Position description:
NWJP seeks a bilingual Staff Attorney to provide employment-related legal assistance to low-wage, contingent and immigrant workers as a way of dismantling structural racism and inequities. The central focus of the position is client representation in the areas of wage-and-hour violations, workplace discrimination, workplace health and safety, and employer retaliation in Oregon. There will also be opportunities to engage in policy advocacy, outreach and education, and to support worker organizing. We are looking for an attorney committed to strategically using their legal training to build power for working people.
The position requires the ability to work well with colleagues and a variety of external partners including unions, civil and immigrants’ rights organizations, and community and advocacy groups.
Because NWJP neither seeks nor accepts funds from federal or state government in order to maintain independence, the attorney must be willing to engage in some development and fundraising activity.

Required qualifications:
• Ability to establish trusting relationships with low-income clients and cultural competence to address the legal needs of immigrant workers;
• Excellent communication, writing, and research skills;
• Ability to work independently and as a team player;
• Ability to think creatively, and willingness to implement  unconventional legal strategies;
• Experience working with diverse communities;
• Strong organizational skills;
• Demonstrated commitment to social justice, as well as a desire to disrupt existing systems of oppression; and
• Oregon bar accreditation, or ability and willingness to obtain  admission in Oregon as soon
as possible.

Preferred qualifications:
• Proficiency in spoken and written languages commonly used by low-wage and immigrant workers in Oregon. While the majority of our clients speak Spanish and Central/South American/Mexican indigenous languages, we welcome candidates who speak other
languages or come from other potential client communities.
• Demonstrated litigation skills.
• Experience in employment law.
• Demonstrated commitment to workers’ rights.

How to apply:
Review of applications and interviews will begin immediately and continue until position is filled.
Applicants are encouraged to apply as soon as possible.

Please send a cover letter, resume, writing sample and a list of three references to Corinna Spencer- Scheurich, Director, at  jobs@nwjp.org.

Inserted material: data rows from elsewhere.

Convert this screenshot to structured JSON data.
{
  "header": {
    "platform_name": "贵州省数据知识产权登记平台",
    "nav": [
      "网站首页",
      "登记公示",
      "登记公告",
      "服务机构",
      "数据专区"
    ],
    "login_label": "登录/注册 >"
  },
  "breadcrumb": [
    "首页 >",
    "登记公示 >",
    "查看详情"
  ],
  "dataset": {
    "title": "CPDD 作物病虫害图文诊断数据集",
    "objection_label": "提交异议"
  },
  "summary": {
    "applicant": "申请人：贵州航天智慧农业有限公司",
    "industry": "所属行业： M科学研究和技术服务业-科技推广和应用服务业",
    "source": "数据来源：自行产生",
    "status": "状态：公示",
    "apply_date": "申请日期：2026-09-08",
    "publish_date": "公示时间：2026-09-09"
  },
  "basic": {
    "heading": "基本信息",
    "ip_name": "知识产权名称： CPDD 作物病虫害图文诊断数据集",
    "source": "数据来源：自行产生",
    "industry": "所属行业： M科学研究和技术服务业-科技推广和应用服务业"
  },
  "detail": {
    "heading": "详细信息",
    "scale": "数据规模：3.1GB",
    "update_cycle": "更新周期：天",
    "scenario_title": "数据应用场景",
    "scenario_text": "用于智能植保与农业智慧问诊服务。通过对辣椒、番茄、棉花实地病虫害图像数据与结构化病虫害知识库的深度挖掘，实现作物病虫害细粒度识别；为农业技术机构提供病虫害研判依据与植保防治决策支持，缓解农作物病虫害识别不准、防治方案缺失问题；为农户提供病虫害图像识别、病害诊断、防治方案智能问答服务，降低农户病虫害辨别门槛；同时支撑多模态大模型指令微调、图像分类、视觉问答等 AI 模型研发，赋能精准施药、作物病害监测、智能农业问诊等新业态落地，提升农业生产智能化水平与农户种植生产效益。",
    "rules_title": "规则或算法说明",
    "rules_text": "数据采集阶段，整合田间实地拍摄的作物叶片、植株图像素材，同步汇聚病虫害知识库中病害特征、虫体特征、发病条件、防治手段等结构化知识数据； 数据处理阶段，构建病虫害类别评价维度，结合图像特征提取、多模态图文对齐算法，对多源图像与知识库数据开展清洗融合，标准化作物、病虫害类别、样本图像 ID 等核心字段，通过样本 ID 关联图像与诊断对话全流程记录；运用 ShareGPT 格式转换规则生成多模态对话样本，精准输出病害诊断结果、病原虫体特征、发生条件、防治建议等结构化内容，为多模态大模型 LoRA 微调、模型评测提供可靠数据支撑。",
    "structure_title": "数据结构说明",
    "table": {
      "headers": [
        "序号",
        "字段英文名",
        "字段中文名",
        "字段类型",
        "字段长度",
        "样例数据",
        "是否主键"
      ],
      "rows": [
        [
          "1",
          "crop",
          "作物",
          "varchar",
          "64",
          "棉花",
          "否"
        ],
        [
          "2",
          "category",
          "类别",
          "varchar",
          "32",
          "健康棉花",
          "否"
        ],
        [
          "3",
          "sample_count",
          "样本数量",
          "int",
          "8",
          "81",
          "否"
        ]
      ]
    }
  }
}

Please include the posting you are applying for in the subject line.

NWJP strives to be an affirming, positive, diverse work environment and is an equal opportunity employer. We strongly encourage applicants who will contribute to our diversity and/or who come
from our client communities to apply.

Salary:
Flexible FTE with .8 FTE or more preferred. Salary is commensurate with salary paid by Oregon legal services programs, which depends on experience. As an example, a successful, bilingual candidate with 0-5 years of experience working full time would expect to make $64,850 to $72,350 a year, but applicants with more experience are encouraged to apply and would be paid according to experience.

NWJP offers a medical, vision and dental plan that is covered 100% for employees and offers a small contribution to child coverage. After 2 years of employment, NWJP has a bonus plan currently amounting to 4% of all payroll and distributed to staff based on FTE; employees are encouraged to contribute bonuses to an IRA  retirement plan. NWJP has a flexible work schedule, although this position will be asked to participate in meetings during regular office hours. NWJP provides paid vacation, sick days and holidays.

June 2021: Public Health Agency Enforcement of Worker Rights

Trainers:

  • Dilini Lankachandra, Director, Defending Local Democracy Project
  • Alice Berliner, Executive Director, SoCalCOSH
  • Isabel Lopez, Founder and Director, Brockton Workers Alliance

Public Health Agency Enforcement; (m4a) June 2, 2021. Program is 59:24 in length.

Materials:

Resources to help advocates understand what local authority looks like in each state

Signed LA County Ordinance (pdf)

DCBA’s page on retaliation protections in LA County

New model from NELP, EPI, and ABB with ideas for local policies to protect workers during and after COVID-19 (pdf)